Leljedal: Very much so. We have staff on my son’s side of the building … that have been there 15 and 20 years. They will tell you they’re there because this is their home. This is their residents’ home. On our side of the building, the residents aren’t there for one, two, or three years. They’re there for 10, 20, 30 years, through their entire adult life. Especially in those kinds of settings, you need consistency. Everywhere needs it.
Cook: The staff needs to feel supported, and this is true of any job. How can you give your heart to something that feels like it is not giving anything to you?
I’ve spoken to staff where they love the residents as their own family, so this entire year of lockdown is breaking them just as much. I just recently read a post from a woman who works in activities programming for a facility, and she said she locks herself in the bathroom sometimes and just cries because of how hard this is to see these people go through this.
Among higher-level financial and management folks, there’s this idea that to retain frontline staff, they have to be given pathways for advancement and promotion. I’m sure that’s true for some number of CNAs. But actually speaking with caregivers and their leaders has taught me that for a large number of people in the field, they’re doing exactly what they want to do — they have a very personal and sometimes even spiritual calling to be caregivers. They don’t necessarily want to run a building one day or be a regional supervisor; they just want to be paid well and kept safe while they work in the career they chose.
Cook: Absolutely. I mean, you think about the tasks that a CNA has to go through on a daily basis, with how many residents, right? Now you also are asking them to come to this work in the middle of a global pandemic, where they at any moment could be exposed to the virus.
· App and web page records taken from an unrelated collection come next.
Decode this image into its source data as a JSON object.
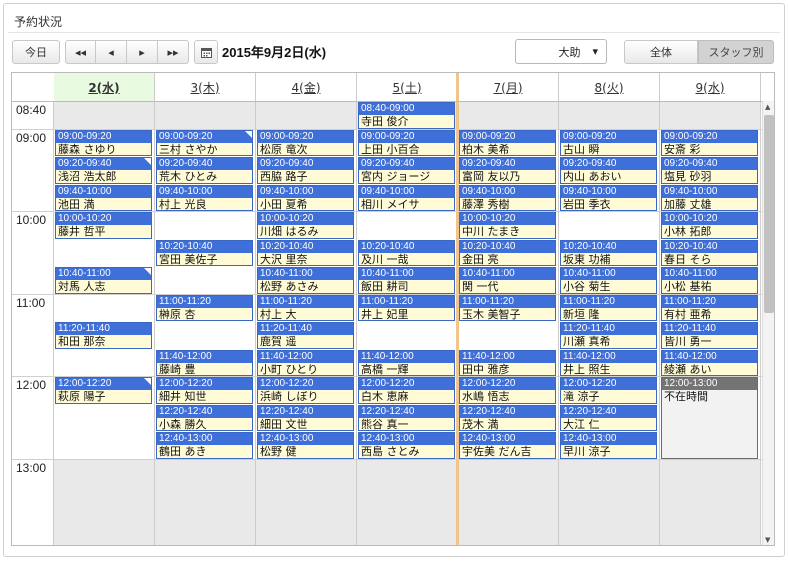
{
  "panel": {
    "title": "予約状況"
  },
  "toolbar": {
    "today_label": "今日",
    "prev_month": "◂◂",
    "prev": "◂",
    "next": "▸",
    "next_month": "▸▸",
    "calendar_icon": "calendar-icon",
    "date_title": "2015年9月2日(水)",
    "facility": {
      "selected": "大助",
      "caret": "▾"
    },
    "view_all": "全体",
    "view_staff": "スタッフ別",
    "active_view": "スタッフ別"
  },
  "colors": {
    "accent": "#3f6fd9",
    "appointment_bg": "#fffbd6",
    "today_bg": "#e8fbe0",
    "today_line": "#f0c48a",
    "blocked": "#747474"
  },
  "times": [
    "08:40",
    "09:00",
    "10:00",
    "11:00",
    "12:00",
    "13:00"
  ],
  "days": [
    {
      "label": "2(水)",
      "today": true,
      "bold": true,
      "appts": [
        {
          "time": "09:00-09:20",
          "name": "藤森 さゆり"
        },
        {
          "time": "09:20-09:40",
          "name": "浅沼 浩太郎",
          "flag": true
        },
        {
          "time": "09:40-10:00",
          "name": "池田 満"
        },
        {
          "time": "10:00-10:20",
          "name": "藤井 哲平"
        },
        {
          "time": "10:40-11:00",
          "name": "対馬 人志",
          "flag": true
        },
        {
          "time": "11:20-11:40",
          "name": "和田 那奈"
        },
        {
          "time": "12:00-12:20",
          "name": "萩原 陽子",
          "flag": true
        }
      ]
    },
    {
      "label": "3(木)",
      "appts": [
        {
          "time": "09:00-09:20",
          "name": "三村 さやか",
          "flag": true
        },
        {
          "time": "09:20-09:40",
          "name": "荒木 ひとみ"
        },
        {
          "time": "09:40-10:00",
          "name": "村上 光良"
        },
        {
          "time": "10:20-10:40",
          "name": "宮田 美佐子"
        },
        {
          "time": "11:00-11:20",
          "name": "榊原 杏"
        },
        {
          "time": "11:40-12:00",
          "name": "藤崎 豊"
        },
        {
          "time": "12:00-12:20",
          "name": "細井 知世"
        },
        {
          "time": "12:20-12:40",
          "name": "小森 勝久"
        },
        {
          "time": "12:40-13:00",
          "name": "鶴田 あき"
        }
      ]
    },
    {
      "label": "4(金)",
      "appts": [
        {
          "time": "09:00-09:20",
          "name": "松原 竜次"
        },
        {
          "time": "09:20-09:40",
          "name": "西脇 路子"
        },
        {
          "time": "09:40-10:00",
          "name": "小田 夏希"
        },
        {
          "time": "10:00-10:20",
          "name": "川畑 はるみ"
        },
        {
          "time": "10:20-10:40",
          "name": "大沢 里奈"
        },
        {
          "time": "10:40-11:00",
          "name": "松野 あさみ"
        },
        {
          "time": "11:00-11:20",
          "name": "村上 大"
        },
        {
          "time": "11:20-11:40",
          "name": "鹿賀 遥"
        },
        {
          "time": "11:40-12:00",
          "name": "小町 ひとり"
        },
        {
          "time": "12:00-12:20",
          "name": "浜崎 しぼり"
        },
        {
          "time": "12:20-12:40",
          "name": "細田 文世"
        },
        {
          "time": "12:40-13:00",
          "name": "松野 健"
        }
      ]
    },
    {
      "label": "5(土)",
      "appts": [
        {
          "time": "08:40-09:00",
          "name": "寺田 俊介"
        },
        {
          "time": "09:00-09:20",
          "name": "上田 小百合"
        },
        {
          "time": "09:20-09:40",
          "name": "宮内 ジョージ"
        },
        {
          "time": "09:40-10:00",
          "name": "相川 メイサ"
        },
        {
          "time": "10:20-10:40",
          "name": "及川 一哉"
        },
        {
          "time": "10:40-11:00",
          "name": "飯田 耕司"
        },
        {
          "time": "11:00-11:20",
          "name": "井上 妃里"
        },
        {
          "time": "11:40-12:00",
          "name": "高橋 一輝"
        },
        {
          "time": "12:00-12:20",
          "name": "白木 恵麻"
        },
        {
          "time": "12:20-12:40",
          "name": "熊谷 真一"
        },
        {
          "time": "12:40-13:00",
          "name": "西島 さとみ"
        }
      ]
    },
    {
      "label": "7(月)",
      "appts": [
        {
          "time": "09:00-09:20",
          "name": "柏木 美希"
        },
        {
          "time": "09:20-09:40",
          "name": "富岡 友以乃"
        },
        {
          "time": "09:40-10:00",
          "name": "藤澤 秀樹"
        },
        {
          "time": "10:00-10:20",
          "name": "中川 たまき"
        },
        {
          "time": "10:20-10:40",
          "name": "金田 亮"
        },
        {
          "time": "10:40-11:00",
          "name": "関 一代"
        },
        {
          "time": "11:00-11:20",
          "name": "玉木 美智子"
        },
        {
          "time": "11:40-12:00",
          "name": "田中 雅彦"
        },
        {
          "time": "12:00-12:20",
          "name": "水嶋 悟志"
        },
        {
          "time": "12:20-12:40",
          "name": "茂木 満"
        },
        {
          "time": "12:40-13:00",
          "name": "宇佐美 だん吉"
        }
      ]
    },
    {
      "label": "8(火)",
      "appts": [
        {
          "time": "09:00-09:20",
          "name": "古山 瞬"
        },
        {
          "time": "09:20-09:40",
          "name": "内山 あおい"
        },
        {
          "time": "09:40-10:00",
          "name": "岩田 季衣"
        },
        {
          "time": "10:20-10:40",
          "name": "坂東 功補"
        },
        {
          "time": "10:40-11:00",
          "name": "小谷 菊生"
        },
        {
          "time": "11:00-11:20",
          "name": "新垣 隆"
        },
        {
          "time": "11:20-11:40",
          "name": "川瀬 真希"
        },
        {
          "time": "11:40-12:00",
          "name": "井上 照生"
        },
        {
          "time": "12:00-12:20",
          "name": "滝 涼子"
        },
        {
          "time": "12:20-12:40",
          "name": "大江 仁"
        },
        {
          "time": "12:40-13:00",
          "name": "早川 涼子"
        }
      ]
    },
    {
      "label": "9(水)",
      "appts": [
        {
          "time": "09:00-09:20",
          "name": "安斎 彩"
        },
        {
          "time": "09:20-09:40",
          "name": "塩見 砂羽"
        },
        {
          "time": "09:40-10:00",
          "name": "加藤 丈雄"
        },
        {
          "time": "10:00-10:20",
          "name": "小林 拓郎"
        },
        {
          "time": "10:20-10:40",
          "name": "春日 そら"
        },
        {
          "time": "10:40-11:00",
          "name": "小松 基祐"
        },
        {
          "time": "11:00-11:20",
          "name": "有村 亜希"
        },
        {
          "time": "11:20-11:40",
          "name": "皆川 勇一"
        },
        {
          "time": "11:40-12:00",
          "name": "綾瀬 あい"
        },
        {
          "time": "12:00-13:00",
          "name": "不在時間",
          "blocked": true
        }
      ]
    }
  ]
}
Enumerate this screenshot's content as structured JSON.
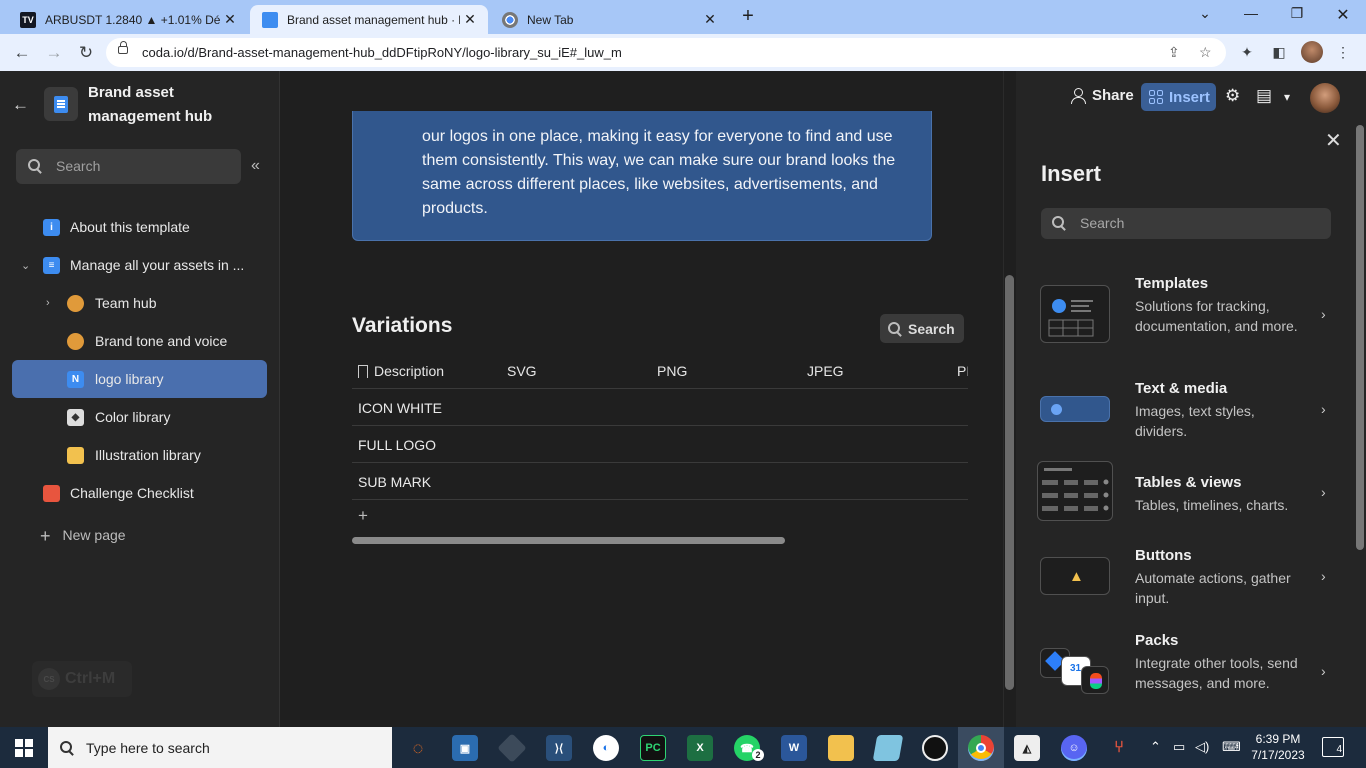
{
  "browser": {
    "tabs": [
      {
        "title": "ARBUSDT 1.2840 ▲ +1.01% Délc",
        "favicon": "TV"
      },
      {
        "title": "Brand asset management hub · lc",
        "favicon": "doc"
      },
      {
        "title": "New Tab",
        "favicon": "chrome"
      }
    ],
    "url": "coda.io/d/Brand-asset-management-hub_ddDFtipRoNY/logo-library_su_iE#_luw_m"
  },
  "sidebar": {
    "doc_title": "Brand asset management hub",
    "search_placeholder": "Search",
    "items": [
      {
        "label": "About this template",
        "icon": "info-icon",
        "color": "#3d8cf0"
      },
      {
        "label": "Manage all your assets in ...",
        "icon": "doc-icon",
        "color": "#3d8cf0"
      },
      {
        "label": "Team hub",
        "icon": "people-icon",
        "color": "#e09a3a"
      },
      {
        "label": "Brand tone and voice",
        "icon": "person-icon",
        "color": "#e09a3a"
      },
      {
        "label": "logo library",
        "icon": "n-logo-icon",
        "color": "#3d8cf0"
      },
      {
        "label": "Color library",
        "icon": "paint-bucket-icon",
        "color": "#ddd"
      },
      {
        "label": "Illustration library",
        "icon": "folder-icon",
        "color": "#f2c14e"
      },
      {
        "label": "Challenge Checklist",
        "icon": "checklist-icon",
        "color": "#e8553e"
      }
    ],
    "new_page": "New page",
    "shortcut_badge": "CS",
    "shortcut": "Ctrl+M"
  },
  "main": {
    "callout_text": "our logos in one place, making it easy for everyone to find and use them consistently. This way, we can make sure our brand looks the same across different places, like websites, advertisements, and products.",
    "section_title": "Variations",
    "search_label": "Search",
    "columns": [
      "Description",
      "SVG",
      "PNG",
      "JPEG",
      "PI"
    ],
    "rows": [
      "ICON WHITE",
      "FULL LOGO",
      "SUB MARK"
    ],
    "add_row": "+"
  },
  "header": {
    "share": "Share",
    "insert": "Insert"
  },
  "insert_panel": {
    "title": "Insert",
    "search_placeholder": "Search",
    "cards": [
      {
        "title": "Templates",
        "desc": "Solutions for tracking, documentation, and more."
      },
      {
        "title": "Text & media",
        "desc": "Images, text styles, dividers."
      },
      {
        "title": "Tables & views",
        "desc": "Tables, timelines, charts."
      },
      {
        "title": "Buttons",
        "desc": "Automate actions, gather input."
      },
      {
        "title": "Packs",
        "desc": "Integrate other tools, send messages, and more."
      }
    ]
  },
  "taskbar": {
    "search_placeholder": "Type here to search",
    "time": "6:39 PM",
    "date": "7/17/2023",
    "notifications": "4",
    "whatsapp_badge": "2"
  }
}
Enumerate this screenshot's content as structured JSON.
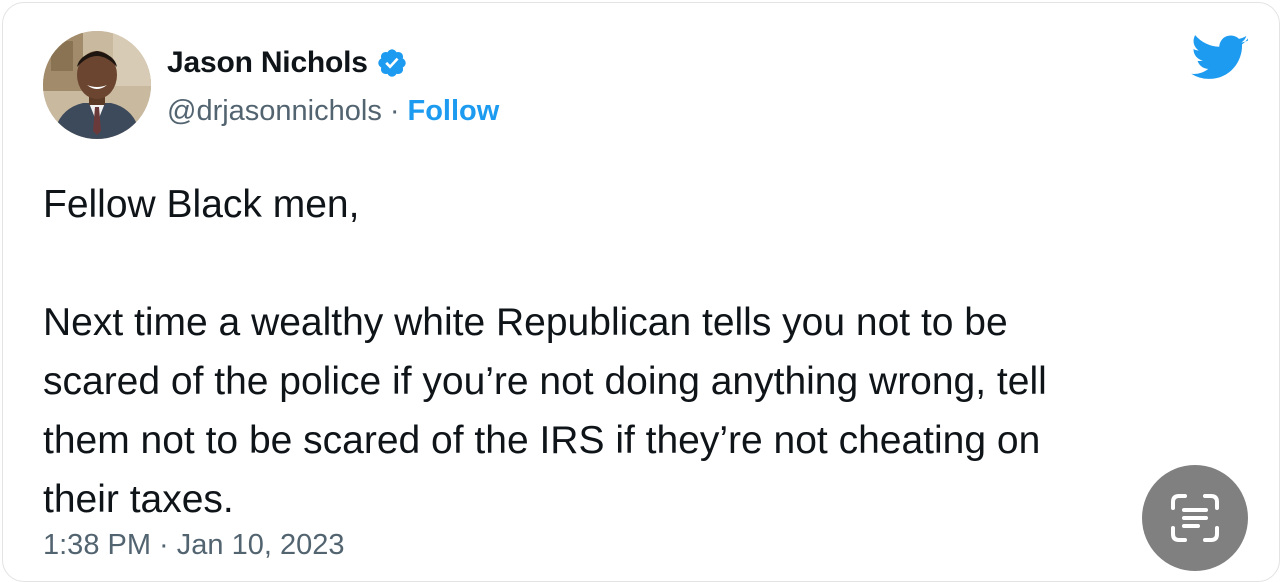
{
  "author": {
    "display_name": "Jason Nichols",
    "handle": "@drjasonnichols",
    "separator": "·",
    "follow_label": "Follow",
    "verified": true
  },
  "tweet": {
    "greeting": "Fellow Black men,",
    "lines": [
      "Next time a wealthy white Republican tells you not to be",
      "scared of the police if you’re not doing anything wrong, tell",
      "them not to be scared of the IRS if they’re not cheating on",
      "their taxes."
    ],
    "timestamp": "1:38 PM · Jan 10, 2023"
  },
  "icons": {
    "brand": "twitter-bird-icon",
    "verified": "verified-badge-icon",
    "overlay": "live-text-scan-icon"
  },
  "colors": {
    "accent": "#1d9bf0",
    "text": "#0f1419",
    "secondary": "#536471"
  }
}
There are so many who are just throwing themselves into the work because they love it. That is a calling. That’s not a job, and we need to respect and reward that level of dedication and support them in that.
What do you want people in the industry to know about your experience over the last year?
Leljedal: The hardest part of the last year has been knowing how many people are just isolated by themselves, that their families don’t even know how to attempt to get in, or attempt to be able to make the next step, because providers are not sharing that information. We need transparency — just information. We need clear-cut, concise information on a regular basis, which doesn’t happen.
To move forward, besides private rooms and private bathrooms, we need to get to smaller buildings along the lines of the Green House Project, or something that is more individually based — so also the staff then becomes more personally tied, because they’re not taking care of 50 residents. There’s 10 or 12 in a house. We’re going to see more consistency of care, which is going to bring more quality of care. And in the end, that’s what we need for our loved ones: quality of care.
Cook: I would say, to speak to your audience within the industry: Make the family members your partners in this experience. This isn’t a you-versus-them kind of situation. I’ve tried to help the people within the Essential Caregivers Coalition, when they come and look for answers, and say: Reach out and see the humanity on both sides. I think more can be accomplished by bringing the families to the table in terms of trying to make a solution that works for everyone, as opposed to just cutting out any one person in the conversation.
That includes everything from reform to public health policy. I think a lot of this could have been avoided. Of course, the lockdown had to happen. But there needed to be a revisitation of what the policy was, and talking to all the people affected and saying: “Okay, here’s where we are, and maybe we’ve made some mistakes, but let’s work together to make this better.”